Water and Sewerage

Oral Answers to Questions — Environment – in the House of Commons at 12:00 am on 24th January 1973.

Alert me about debates like this

Photo of Dr Edmund Marshall Dr Edmund Marshall , Goole 12:00 am, 24th January 1973

asked the Secretary of State for the Environment if he is now able to say how he proposes to reorganise water and sewage authorities on 1st April 1974.

Photo of Mr Geoffrey Rippon Mr Geoffrey Rippon , Hexham

I would refer the hon. Member to the Water Bill, which has been published today.

Photo of Dr Edmund Marshall Dr Edmund Marshall , Goole

In view of the proposed timetable for water reorganisation, will the right hon. and learned Gentleman consider amending the Bill published today to make statutory provision for machinery of consultation between existing water and sewerage authorities and the new ones?

Photo of Mr Geoffrey Rippon Mr Geoffrey Rippon , Hexham

I do not think that any statutory provision will be necessary. One appreciates that over the whole range of local government reorganisation there is a tight timetable to which local authorities have to work. I do not envisage any difficulty about consultation under the present auspices.

Photo of Mr David Waddington Mr David Waddington , Nelson and Colne

Is this Bill really necessary, or is it one of those which have been extracted from a departmental pigeon-hole when there is not much else to put into the programme? [Interruption.] I am referring to the programme of the Department. Will my right hon. and learned Friend recognise that some of us are extremely sceptical about the claim that large authorities lead to greater efficiency? Time and time again we have seen the opposite occur.

Photo of Mr Geoffrey Rippon Mr Geoffrey Rippon , Hexham

I regard the Bill as necessary. The general principles of it are widely accepted. There have been discussions about the composition of the regional water authorities and here we have gone a long way to meet the objections of local authorities by providing for an absolute majority of local authority members on each regional authority.

Photo of Mr Denis Howell Mr Denis Howell , Birmingham Small Heath

Although the Opposition have serious misgiving about much of the Bill, especially about the taking away of local authority services and about the failure to nationalise all water, may I ask whether the right hon. and learned Gentleman is aware that it would be wrong not to pay tribute to the Government for bending to public opinion about the maintenance of the canal system and keeping the British Waterways Authority in existence? To that extent we offer some welcome to the Government's proposals.

Photo of Mr Geoffrey Rippon Mr Geoffrey Rippon , Hexham

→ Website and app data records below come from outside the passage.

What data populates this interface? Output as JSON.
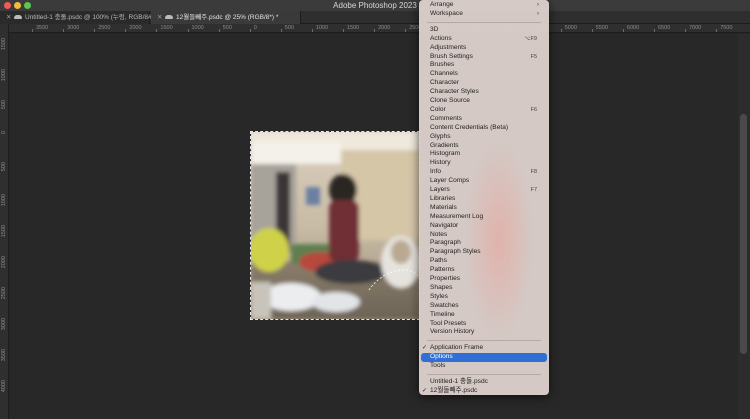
{
  "window": {
    "title": "Adobe Photoshop 2023"
  },
  "tabs": [
    {
      "label": "Untitled-1 충돌.psdc @ 100% (누렁, RGB/8#)",
      "active": false
    },
    {
      "label": "12월들빼주.psdc @ 25% (RGB/8*) *",
      "active": true
    }
  ],
  "ruler_top": [
    "3500",
    "3000",
    "2500",
    "2000",
    "1500",
    "1000",
    "500",
    "0",
    "500",
    "1000",
    "1500",
    "2000",
    "2500",
    "3000",
    "3500",
    "4000",
    "4500",
    "5000",
    "5500",
    "6000",
    "6500",
    "7000",
    "7500"
  ],
  "ruler_left": [
    "1500",
    "1000",
    "500",
    "0",
    "500",
    "1000",
    "1500",
    "2000",
    "2500",
    "3000",
    "3500",
    "4000"
  ],
  "menu": {
    "top_items": [
      {
        "label": "Arrange",
        "submenu": true
      },
      {
        "label": "Workspace",
        "submenu": true
      }
    ],
    "panels": [
      {
        "label": "3D",
        "shortcut": ""
      },
      {
        "label": "Actions",
        "shortcut": "⌥F9"
      },
      {
        "label": "Adjustments",
        "shortcut": ""
      },
      {
        "label": "Brush Settings",
        "shortcut": "F5"
      },
      {
        "label": "Brushes",
        "shortcut": ""
      },
      {
        "label": "Channels",
        "shortcut": ""
      },
      {
        "label": "Character",
        "shortcut": ""
      },
      {
        "label": "Character Styles",
        "shortcut": ""
      },
      {
        "label": "Clone Source",
        "shortcut": ""
      },
      {
        "label": "Color",
        "shortcut": "F6"
      },
      {
        "label": "Comments",
        "shortcut": ""
      },
      {
        "label": "Content Credentials (Beta)",
        "shortcut": ""
      },
      {
        "label": "Glyphs",
        "shortcut": ""
      },
      {
        "label": "Gradients",
        "shortcut": ""
      },
      {
        "label": "Histogram",
        "shortcut": ""
      },
      {
        "label": "History",
        "shortcut": ""
      },
      {
        "label": "Info",
        "shortcut": "F8"
      },
      {
        "label": "Layer Comps",
        "shortcut": ""
      },
      {
        "label": "Layers",
        "shortcut": "F7"
      },
      {
        "label": "Libraries",
        "shortcut": ""
      },
      {
        "label": "Materials",
        "shortcut": ""
      },
      {
        "label": "Measurement Log",
        "shortcut": ""
      },
      {
        "label": "Navigator",
        "shortcut": ""
      },
      {
        "label": "Notes",
        "shortcut": ""
      },
      {
        "label": "Paragraph",
        "shortcut": ""
      },
      {
        "label": "Paragraph Styles",
        "shortcut": ""
      },
      {
        "label": "Paths",
        "shortcut": ""
      },
      {
        "label": "Patterns",
        "shortcut": ""
      },
      {
        "label": "Properties",
        "shortcut": ""
      },
      {
        "label": "Shapes",
        "shortcut": ""
      },
      {
        "label": "Styles",
        "shortcut": ""
      },
      {
        "label": "Swatches",
        "shortcut": ""
      },
      {
        "label": "Timeline",
        "shortcut": ""
      },
      {
        "label": "Tool Presets",
        "shortcut": ""
      },
      {
        "label": "Version History",
        "shortcut": ""
      }
    ],
    "frame_items": [
      {
        "label": "Application Frame",
        "checked": true,
        "selected": false
      },
      {
        "label": "Options",
        "checked": false,
        "selected": true
      },
      {
        "label": "Tools",
        "checked": false,
        "selected": false
      }
    ],
    "documents": [
      {
        "label": "Untitled-1 충돌.psdc",
        "checked": false
      },
      {
        "label": "12월들빼주.psdc",
        "checked": true
      }
    ]
  },
  "colors": {
    "menu_highlight": "#2f6fd6",
    "canvas_bg": "#282828",
    "titlebar_bg": "#3b3b3b"
  },
  "icons": {
    "close_button": "red-traffic-light-icon",
    "minimize_button": "yellow-traffic-light-icon",
    "zoom_button": "green-traffic-light-icon",
    "cloud_document": "cloud-icon",
    "check": "checkmark-icon",
    "submenu": "chevron-right-icon"
  }
}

I am grateful for the hon. Gentleman's general agreement with the principle of the Bill—

Photo of Mr Geoffrey Rippon Mr Geoffrey Rippon , Hexham

I appreciate that when we come to the Committee stage, as always, a number of points will be raised by right hon. and hon. Members on both sides.

Photo of Mr Toby Jessel Mr Toby Jessel , Twickenham

Will my right hon. and learned Friend ensure that a major rôle is assigned to the Greater London Council to deal with water and sewage in greater London?

Photo of Mr Geoffrey Rippon Mr Geoffrey Rippon , Hexham

The GLC will have a major rôle to play. It will have a large representation on the regional water authority. It will also retain its land drainage powers.

Photo of Mr Geoffrey De Freitas Mr Geoffrey De Freitas , Kettering

The right hon. and learned Gentleman appears to have misunderstood my hon. Friend the Member for Birmingham, Small Heath (Mr. Denis Howell). My hon. Friend was referring to the concessions which the Government had made to the pressure brought to bear by the British Waterways Authority.

Photo of Mr Geoffrey Rippon Mr Geoffrey Rippon , Hexham

I thought that the hon. Member for Small Heath sounded reasonably encouraging.